AMD FireStream 9170 and supporting Software Development
Kit unlock Stream-based Accelerated Computing
Subject: Cases and Cooling | November 7, 2007 - 03:05 PM | Jeremy Hellstrom
FSP has been making power supplies for other brands for a long time now, but have never really sold them by themselves. The Everest 1010 PSU is a break from that tradition, and unsurprisingly it is a well executed kilowatt power supply. It has plenty of 12V power, modular cabling and it was able to take what the Guru of 3D threw at it without displaying increased heat, or noise
Subject: Graphics Cards | November 7, 2007 - 01:23 PM | Jeremy Hellstrom
We know the prices of the 8800GT and 8800GTS are rather far apart, but the performance is not. nVIDIA has tried to remedy that by releasing a special edition GTS that has 112 shader processors, as opposed to the original 96, but still remains on t
Subject: Memory | November 7, 2007 - 12:20 PM | Jeremy Hellstrom
X-bit Labs has gathered RAM at several different speeds and latencies to see how well DDR3 is doing at taking over DDR2s spot in the hearts of enthusiasts. You shouldn't expect to see a clear cut victor though, even though DDR3 has jumped from 1333MHz to 1800MHz in a very short time, many tests depend on low latency, and that doesn't begin to touch on the current pricing of 1800MHz modules.
Subject: General Tech | November 7, 2007 - 12:10 PM | Jeremy Hellstrom
It looks like even though you are old enough to legally vote while drunk, you are going to have a tough time buying Manhunt 2. At some point the idea has become commonplace that it is the retailer or service provider that has responsibility for raising children, not some other person, like say the parents ...
Subject: Memory | November 7, 2007 - 11:41 AM | Jeremy Hellstrom
Sunnyvale, CA - November 6, 2007 - OCZ
Technology Group, a worldwide leader in innovative, ultra-high performance and
high reliability memory, today announced the ReaperX memory series, aninnovative memory solution that utilizes highly effective heat transfer
Subject: Motherboards | November 6, 2007 - 06:32 PM | Jeremy Hellstrom
The brand new P5E3-ASUS-Deluxe-0512 BIOS will allow you to run QX9x50 series processors from Intel on both the Deluxe and WiFi@n models. If you are considering an upgrade to these impressive new processors, this new 0512 BIOS will get you up and running.
Subject: Storage | November 6, 2007 - 03:01 PM | Jeremy Hellstrom
If you have decided that using a thumb drive is a bad idea when it comes to transporting data you would prefer to keep private based on how easy they are to lose, then A-Data may have the perfect solution for you.

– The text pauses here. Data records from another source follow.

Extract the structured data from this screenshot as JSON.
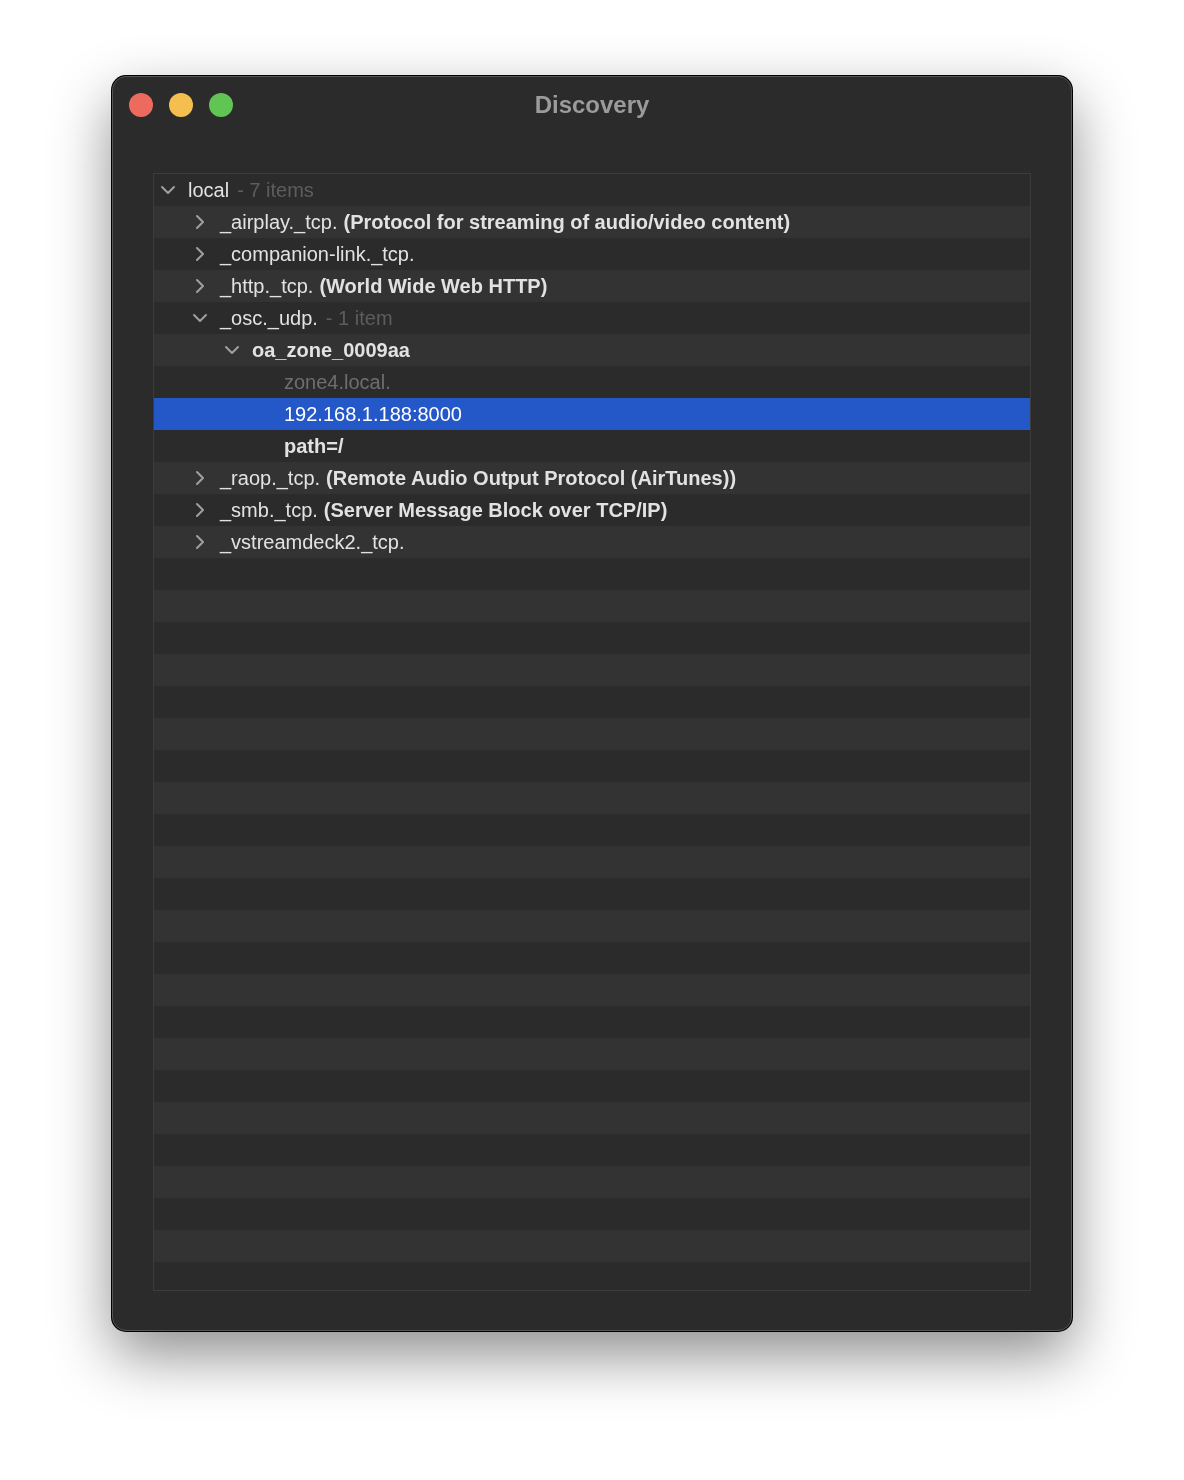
{
  "window": {
    "title": "Discovery"
  },
  "tree": [
    {
      "kind": "group",
      "name": "local",
      "count": "- 7 items",
      "expanded": true,
      "selected": false,
      "children": [
        {
          "kind": "group",
          "name": "_airplay._tcp.",
          "description": "(Protocol for streaming of audio/video content)",
          "expanded": false,
          "selected": false
        },
        {
          "kind": "group",
          "name": "_companion-link._tcp.",
          "expanded": false,
          "selected": false
        },
        {
          "kind": "group",
          "name": "_http._tcp.",
          "description": "(World Wide Web HTTP)",
          "expanded": false,
          "selected": false
        },
        {
          "kind": "group",
          "name": "_osc._udp.",
          "count": "- 1 item",
          "expanded": true,
          "selected": false,
          "children": [
            {
              "kind": "instance",
              "name": "oa_zone_0009aa",
              "expanded": true,
              "selected": false,
              "children": [
                {
                  "kind": "host",
                  "name": "zone4.local.",
                  "selected": false
                },
                {
                  "kind": "address",
                  "name": "192.168.1.188:8000",
                  "selected": true
                },
                {
                  "kind": "record",
                  "name": "path=/",
                  "selected": false
                }
              ]
            }
          ]
        },
        {
          "kind": "group",
          "name": "_raop._tcp.",
          "description": "(Remote Audio Output Protocol (AirTunes))",
          "expanded": false,
          "selected": false
        },
        {
          "kind": "group",
          "name": "_smb._tcp.",
          "description": "(Server Message Block over TCP/IP)",
          "expanded": false,
          "selected": false
        },
        {
          "kind": "group",
          "name": "_vstreamdeck2._tcp.",
          "expanded": false,
          "selected": false
        }
      ]
    }
  ]
}
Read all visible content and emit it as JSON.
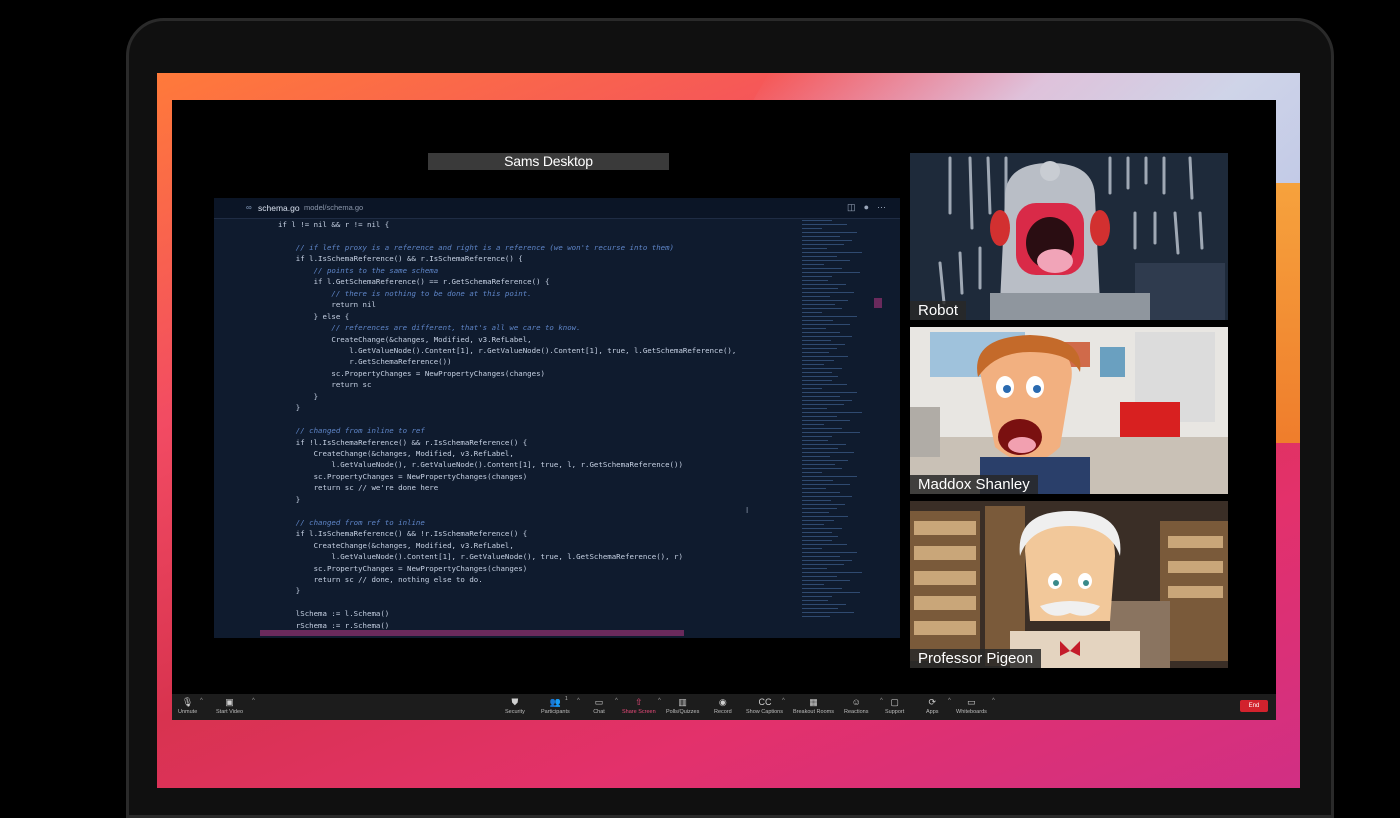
{
  "meeting": {
    "share_label": "Sams Desktop",
    "participants": [
      {
        "name": "Robot"
      },
      {
        "name": "Maddox Shanley"
      },
      {
        "name": "Professor Pigeon"
      }
    ]
  },
  "editor": {
    "tab_name": "schema.go",
    "tab_path": "model/schema.go",
    "code_lines": [
      "if l != nil && r != nil {",
      "",
      "    // if left proxy is a reference and right is a reference (we won't recurse into them)",
      "    if l.IsSchemaReference() && r.IsSchemaReference() {",
      "        // points to the same schema",
      "        if l.GetSchemaReference() == r.GetSchemaReference() {",
      "            // there is nothing to be done at this point.",
      "            return nil",
      "        } else {",
      "            // references are different, that's all we care to know.",
      "            CreateChange(&changes, Modified, v3.RefLabel,",
      "                l.GetValueNode().Content[1], r.GetValueNode().Content[1], true, l.GetSchemaReference(),",
      "                r.GetSchemaReference())",
      "            sc.PropertyChanges = NewPropertyChanges(changes)",
      "            return sc",
      "        }",
      "    }",
      "",
      "    // changed from inline to ref",
      "    if !l.IsSchemaReference() && r.IsSchemaReference() {",
      "        CreateChange(&changes, Modified, v3.RefLabel,",
      "            l.GetValueNode(), r.GetValueNode().Content[1], true, l, r.GetSchemaReference())",
      "        sc.PropertyChanges = NewPropertyChanges(changes)",
      "        return sc // we're done here",
      "    }",
      "",
      "    // changed from ref to inline",
      "    if l.IsSchemaReference() && !r.IsSchemaReference() {",
      "        CreateChange(&changes, Modified, v3.RefLabel,",
      "            l.GetValueNode().Content[1], r.GetValueNode(), true, l.GetSchemaReference(), r)",
      "        sc.PropertyChanges = NewPropertyChanges(changes)",
      "        return sc // done, nothing else to do.",
      "    }",
      "",
      "    lSchema := l.Schema()",
      "    rSchema := r.Schema()"
    ]
  },
  "toolbar": {
    "items": [
      {
        "label": "Unmute",
        "icon": "mic-off-icon"
      },
      {
        "label": "Start Video",
        "icon": "video-off-icon"
      },
      {
        "label": "Security",
        "icon": "shield-icon"
      },
      {
        "label": "Participants",
        "icon": "participants-icon",
        "count": "1"
      },
      {
        "label": "Chat",
        "icon": "chat-icon"
      },
      {
        "label": "Share Screen",
        "icon": "share-screen-icon",
        "color": "#e84a7a"
      },
      {
        "label": "Polls/Quizzes",
        "icon": "poll-icon"
      },
      {
        "label": "Record",
        "icon": "record-icon"
      },
      {
        "label": "Show Captions",
        "icon": "captions-icon"
      },
      {
        "label": "Breakout Rooms",
        "icon": "breakout-icon"
      },
      {
        "label": "Reactions",
        "icon": "reactions-icon"
      },
      {
        "label": "Support",
        "icon": "support-icon"
      },
      {
        "label": "Apps",
        "icon": "apps-icon"
      },
      {
        "label": "Whiteboards",
        "icon": "whiteboard-icon"
      }
    ],
    "end_label": "End"
  },
  "colors": {
    "end": "#d2222d",
    "share_active": "#e84a7a",
    "code_bg": "#0f1b2e"
  }
}
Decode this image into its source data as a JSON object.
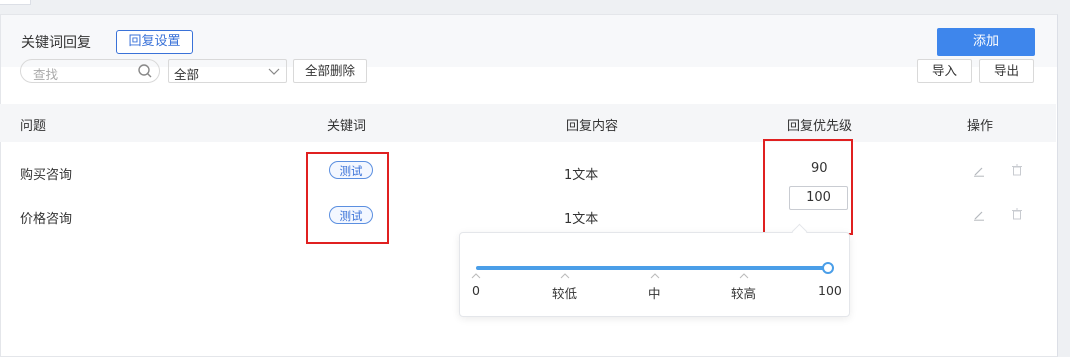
{
  "header": {
    "title": "关键词回复",
    "reply_settings_label": "回复设置",
    "add_label": "添加"
  },
  "toolbar": {
    "search_placeholder": "查找",
    "filter_value": "全部",
    "delete_all_label": "全部删除",
    "import_label": "导入",
    "export_label": "导出"
  },
  "table": {
    "columns": [
      "问题",
      "关键词",
      "回复内容",
      "回复优先级",
      "操作"
    ],
    "rows": [
      {
        "question": "购买咨询",
        "keyword": "测试",
        "content": "1文本",
        "priority": "90"
      },
      {
        "question": "价格咨询",
        "keyword": "测试",
        "content": "1文本",
        "priority": "100"
      }
    ]
  },
  "priority_slider": {
    "value": 100,
    "min": 0,
    "max": 100,
    "labels": [
      "0",
      "较低",
      "中",
      "较高",
      "100"
    ]
  },
  "colors": {
    "accent": "#3e86ec",
    "highlight": "#e02020"
  }
}
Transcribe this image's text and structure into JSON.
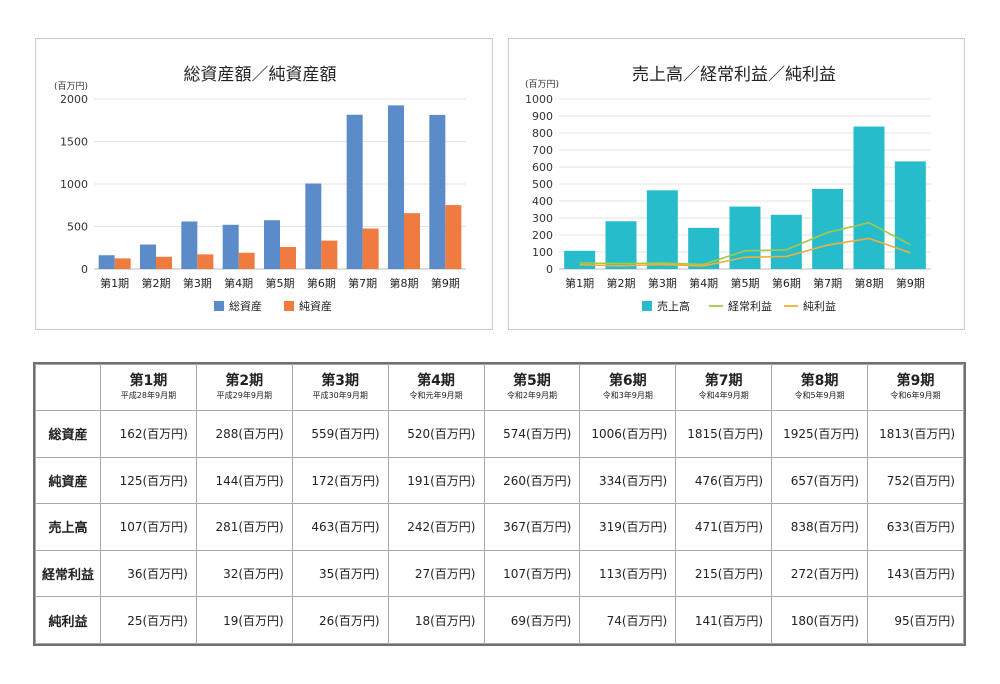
{
  "chart_data": [
    {
      "type": "bar",
      "title": "総資産額／純資産額",
      "unit_label": "(百万円)",
      "categories": [
        "第1期",
        "第2期",
        "第3期",
        "第4期",
        "第5期",
        "第6期",
        "第7期",
        "第8期",
        "第9期"
      ],
      "series": [
        {
          "name": "総資産",
          "values": [
            162,
            288,
            559,
            520,
            574,
            1006,
            1815,
            1925,
            1813
          ],
          "color": "#5b8bc9"
        },
        {
          "name": "純資産",
          "values": [
            125,
            144,
            172,
            191,
            260,
            334,
            476,
            657,
            752
          ],
          "color": "#f07b3f"
        }
      ],
      "ylim": [
        0,
        2000
      ],
      "yticks": [
        0,
        500,
        1000,
        1500,
        2000
      ],
      "grid": true,
      "legend": "bottom"
    },
    {
      "type": "bar+line",
      "title": "売上高／経常利益／純利益",
      "unit_label": "(百万円)",
      "categories": [
        "第1期",
        "第2期",
        "第3期",
        "第4期",
        "第5期",
        "第6期",
        "第7期",
        "第8期",
        "第9期"
      ],
      "series": [
        {
          "name": "売上高",
          "kind": "bar",
          "values": [
            107,
            281,
            463,
            242,
            367,
            319,
            471,
            838,
            633
          ],
          "color": "#27bccb"
        },
        {
          "name": "経常利益",
          "kind": "line",
          "values": [
            36,
            32,
            35,
            27,
            107,
            113,
            215,
            272,
            143
          ],
          "color": "#a5c84a"
        },
        {
          "name": "純利益",
          "kind": "line",
          "values": [
            25,
            19,
            26,
            18,
            69,
            74,
            141,
            180,
            95
          ],
          "color": "#f0b03a"
        }
      ],
      "ylim": [
        0,
        1000
      ],
      "yticks": [
        0,
        100,
        200,
        300,
        400,
        500,
        600,
        700,
        800,
        900,
        1000
      ],
      "grid": true,
      "legend": "bottom"
    }
  ],
  "table": {
    "columns": [
      {
        "label": "第1期",
        "sub": "平成28年9月期"
      },
      {
        "label": "第2期",
        "sub": "平成29年9月期"
      },
      {
        "label": "第3期",
        "sub": "平成30年9月期"
      },
      {
        "label": "第4期",
        "sub": "令和元年9月期"
      },
      {
        "label": "第5期",
        "sub": "令和2年9月期"
      },
      {
        "label": "第6期",
        "sub": "令和3年9月期"
      },
      {
        "label": "第7期",
        "sub": "令和4年9月期"
      },
      {
        "label": "第8期",
        "sub": "令和5年9月期"
      },
      {
        "label": "第9期",
        "sub": "令和6年9月期"
      }
    ],
    "rows": [
      {
        "label": "総資産",
        "cells": [
          "162(百万円)",
          "288(百万円)",
          "559(百万円)",
          "520(百万円)",
          "574(百万円)",
          "1006(百万円)",
          "1815(百万円)",
          "1925(百万円)",
          "1813(百万円)"
        ]
      },
      {
        "label": "純資産",
        "cells": [
          "125(百万円)",
          "144(百万円)",
          "172(百万円)",
          "191(百万円)",
          "260(百万円)",
          "334(百万円)",
          "476(百万円)",
          "657(百万円)",
          "752(百万円)"
        ]
      },
      {
        "label": "売上高",
        "cells": [
          "107(百万円)",
          "281(百万円)",
          "463(百万円)",
          "242(百万円)",
          "367(百万円)",
          "319(百万円)",
          "471(百万円)",
          "838(百万円)",
          "633(百万円)"
        ]
      },
      {
        "label": "経常利益",
        "cells": [
          "36(百万円)",
          "32(百万円)",
          "35(百万円)",
          "27(百万円)",
          "107(百万円)",
          "113(百万円)",
          "215(百万円)",
          "272(百万円)",
          "143(百万円)"
        ]
      },
      {
        "label": "純利益",
        "cells": [
          "25(百万円)",
          "19(百万円)",
          "26(百万円)",
          "18(百万円)",
          "69(百万円)",
          "74(百万円)",
          "141(百万円)",
          "180(百万円)",
          "95(百万円)"
        ]
      }
    ]
  }
}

The FP1 drive offers both password protection as well as fingerprint scanning and can keep the data fairly secure even if you lose it. The Tech Report tried it out, and while it isn't cheap or fast, it does give you some peace of mind.
Subject: Storage | November 6, 2007 - 01:35 PM | Jeremy Hellstrom
SANTA CLARA, Calif., Nov. 6, 2007 - Intel Corporation today announced a new storage platform to ease the management of growing digital information, from protecting critical data in small businesses to safeguarding digital content in the home.
Subject: Mobile | November 6, 2007 - 01:31 PM | Jeremy Hellstrom
ASUS has rebuilt the idea of a notebooks physical construction with the U1F Ultra Compact notebook. The shell is formed from carbon fibre, giving it great strength without adding to the weight, extras like a backlit LCD that is 1366x768 and treated with some special goop from ASUS that is designed to make the image much better than other screens. Drop by X-bit Labs to
Subject: Cases and Cooling | November 6, 2007 - 12:20 PM | Jeremy Hellstrom
As [H]ard|OCP rightly points out in their huge cooler roundup article, the CPU coolers of just a few years ago would feel quite inadequate next to the ones enthusiasts use today. They would probably only feel comfortable around chipset coolers, something that didn't need to exist in the days of the K7. Now though, coolers are huge, and the biggest and baddest are represented, and [H] shows you which are the best.
Subject: General Tech | November 6, 2007 - 11:50 AM | Jeremy Hellstrom
As if the grief that has been plaguing early adopters of Leopard wasn't bad enough, now Quicktime has run into some serious problems as well. The Inquirer has a link to upgrade to the newest version which will do the job of plugging the holes that are currently wide open.